Two points are always taught from the miracle story in Luke 17:11-19. Jesus met ten lepers who cried out, “Jesus, Master, have pity on us!” (13) And He did. He told them to “Go, show yourselves to the priests.” which the Law demanded. The first point is that the lepers didn’t wait around until they saw their flesh restored but immediately did what Jesus said, and “As they went, they were cleansed” (14). The lesson is drawn that obedience proceeds blessings. The second, and you’re probably familiar with this one, is that only one of the ten healed men returned to thank Jesus – and this brings the lesson of gratitude.

But the point of this miracle story is not just a reminder to be obedient to God’s commands nor to be grateful for what God has done for you, although these are both important lessons and life habits that we should adopt. They are secondary to the miracle-working power of Jesus which added evidence to His claim to be the Son of God. That is Luke’s point throughout his entire gospel – the greater context. Luke stated his purpose for writing in 1:1-4. He wanted to assure “Theophilus” of “the certainty of the things you have been taught.” Now we don’t know who Theophilus was, but we know what he was taught. The heart of the gospel is in John 3:16: “For God so loved the world that He gave His one and only Son, that whoever believes in Him shall not perish but have eternal life.” Everything in the Bible, from Genesis to Revelation, points to Jesus, the Son of God and the Savior of mankind. Without that firmly fixed in our minds, Bible study misses the point.

Beloved, I am passionate for you to get into the Word and get to know God’s heart for you – it begins and [never] ends with Jesus.

Star-Struck

Screaming Beatles Fans – GALLIVANCE

I used to be so “star-struck.” I was fascinated by the life of the rich and famous. I bought all the magazines so I could keep up with my favorite celebs. I soaked up every detail of their lives – where they went, what their house looked like, and especially what they wore.

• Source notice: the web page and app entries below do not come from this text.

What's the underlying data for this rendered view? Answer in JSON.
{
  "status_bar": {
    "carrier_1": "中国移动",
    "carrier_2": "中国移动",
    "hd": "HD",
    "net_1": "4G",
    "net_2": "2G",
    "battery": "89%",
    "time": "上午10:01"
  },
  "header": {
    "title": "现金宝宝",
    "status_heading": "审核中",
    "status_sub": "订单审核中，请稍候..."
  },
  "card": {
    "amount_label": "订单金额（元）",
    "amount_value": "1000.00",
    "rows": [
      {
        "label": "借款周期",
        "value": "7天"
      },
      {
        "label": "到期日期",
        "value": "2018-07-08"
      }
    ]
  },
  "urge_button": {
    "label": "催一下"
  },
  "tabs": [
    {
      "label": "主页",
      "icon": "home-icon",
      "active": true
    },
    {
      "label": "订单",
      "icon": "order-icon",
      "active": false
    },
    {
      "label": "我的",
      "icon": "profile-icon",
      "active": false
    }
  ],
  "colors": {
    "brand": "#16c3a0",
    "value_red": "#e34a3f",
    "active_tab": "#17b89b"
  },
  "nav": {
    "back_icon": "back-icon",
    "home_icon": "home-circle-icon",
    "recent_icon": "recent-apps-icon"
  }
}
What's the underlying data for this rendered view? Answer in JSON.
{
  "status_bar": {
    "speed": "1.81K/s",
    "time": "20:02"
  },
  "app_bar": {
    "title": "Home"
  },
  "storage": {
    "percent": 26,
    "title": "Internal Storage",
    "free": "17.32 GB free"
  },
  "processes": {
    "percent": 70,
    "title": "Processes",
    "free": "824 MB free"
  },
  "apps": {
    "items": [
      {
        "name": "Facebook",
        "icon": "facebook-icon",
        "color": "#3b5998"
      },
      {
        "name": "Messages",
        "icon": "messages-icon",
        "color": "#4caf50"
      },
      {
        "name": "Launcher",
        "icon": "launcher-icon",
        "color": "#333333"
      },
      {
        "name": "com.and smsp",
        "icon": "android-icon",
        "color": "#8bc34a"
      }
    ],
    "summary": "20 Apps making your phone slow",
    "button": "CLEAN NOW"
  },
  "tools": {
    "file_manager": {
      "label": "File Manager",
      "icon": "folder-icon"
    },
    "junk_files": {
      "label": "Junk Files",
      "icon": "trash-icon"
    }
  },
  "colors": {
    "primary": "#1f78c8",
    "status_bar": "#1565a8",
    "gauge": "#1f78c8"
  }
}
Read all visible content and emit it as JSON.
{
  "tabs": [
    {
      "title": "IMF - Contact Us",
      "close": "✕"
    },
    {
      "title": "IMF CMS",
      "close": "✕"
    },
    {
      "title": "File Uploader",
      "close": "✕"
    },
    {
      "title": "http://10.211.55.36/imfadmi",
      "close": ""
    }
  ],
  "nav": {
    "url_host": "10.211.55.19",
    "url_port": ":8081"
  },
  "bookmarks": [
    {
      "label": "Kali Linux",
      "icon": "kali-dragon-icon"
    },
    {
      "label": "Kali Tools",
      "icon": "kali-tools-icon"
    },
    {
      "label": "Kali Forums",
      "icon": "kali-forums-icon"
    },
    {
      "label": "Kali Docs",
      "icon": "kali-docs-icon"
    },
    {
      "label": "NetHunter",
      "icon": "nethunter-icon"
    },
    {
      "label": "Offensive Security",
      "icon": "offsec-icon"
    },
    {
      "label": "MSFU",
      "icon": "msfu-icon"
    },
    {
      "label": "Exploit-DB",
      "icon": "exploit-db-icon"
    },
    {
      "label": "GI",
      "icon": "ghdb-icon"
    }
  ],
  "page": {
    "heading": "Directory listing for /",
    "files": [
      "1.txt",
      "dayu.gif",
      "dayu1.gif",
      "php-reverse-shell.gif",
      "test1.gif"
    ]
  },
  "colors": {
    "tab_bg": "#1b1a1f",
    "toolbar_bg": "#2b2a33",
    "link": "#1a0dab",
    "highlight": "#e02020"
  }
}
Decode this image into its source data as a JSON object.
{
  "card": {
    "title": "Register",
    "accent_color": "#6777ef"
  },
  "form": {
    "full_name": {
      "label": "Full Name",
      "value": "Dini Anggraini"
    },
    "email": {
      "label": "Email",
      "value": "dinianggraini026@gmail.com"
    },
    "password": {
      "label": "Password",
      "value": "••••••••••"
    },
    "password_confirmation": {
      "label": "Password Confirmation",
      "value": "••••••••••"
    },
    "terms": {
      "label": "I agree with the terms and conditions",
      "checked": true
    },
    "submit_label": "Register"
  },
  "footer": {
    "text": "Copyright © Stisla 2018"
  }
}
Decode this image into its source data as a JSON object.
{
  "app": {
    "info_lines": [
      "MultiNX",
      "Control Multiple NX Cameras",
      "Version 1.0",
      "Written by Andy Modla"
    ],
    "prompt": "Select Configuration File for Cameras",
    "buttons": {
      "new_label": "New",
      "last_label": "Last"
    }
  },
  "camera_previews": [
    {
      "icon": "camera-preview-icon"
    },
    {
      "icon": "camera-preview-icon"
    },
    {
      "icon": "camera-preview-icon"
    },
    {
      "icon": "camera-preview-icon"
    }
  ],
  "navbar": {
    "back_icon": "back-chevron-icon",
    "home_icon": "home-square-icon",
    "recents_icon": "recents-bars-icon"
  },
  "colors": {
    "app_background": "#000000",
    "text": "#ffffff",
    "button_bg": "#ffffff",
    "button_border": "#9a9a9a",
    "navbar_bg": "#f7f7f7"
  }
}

I wanted to be like them. I wanted to be them

.Then I met Someone – He wasn’t a star by the world’s standards, but He created the stars and calls them all by name. And suddenly the lives of actors and singers fell far short; their glitz and glamor couldn’t compare to His splendor. I don’t waste money on magazines since I found the Book He wrote. I want to soak up everything about His life. I want to walk like He walked. I want to be wherever He is. I want to look like Him and talk like Him. I want to be like Him. His name is Jesus.

This world idolizes celebrities and makes kings and queens out of men and women who can sing a song, pretend to be someone else, bounce a ball, or show themselves off in outlandish ways. But there is One who set aside His incomparable splendor and became the most humble of men. He deserves all our worship and all our praise. One day, at the mere mention of His name, “every knee will bow and every tongue will confess that Jesus Christ is Lord” (Philippians 2:10-11). Even LeBron and Miley and the whole Kardashian clan.

Beloved, who has caught your attention? Who is a “star” in your eyes? No one will ever shine as brightly as Jesus.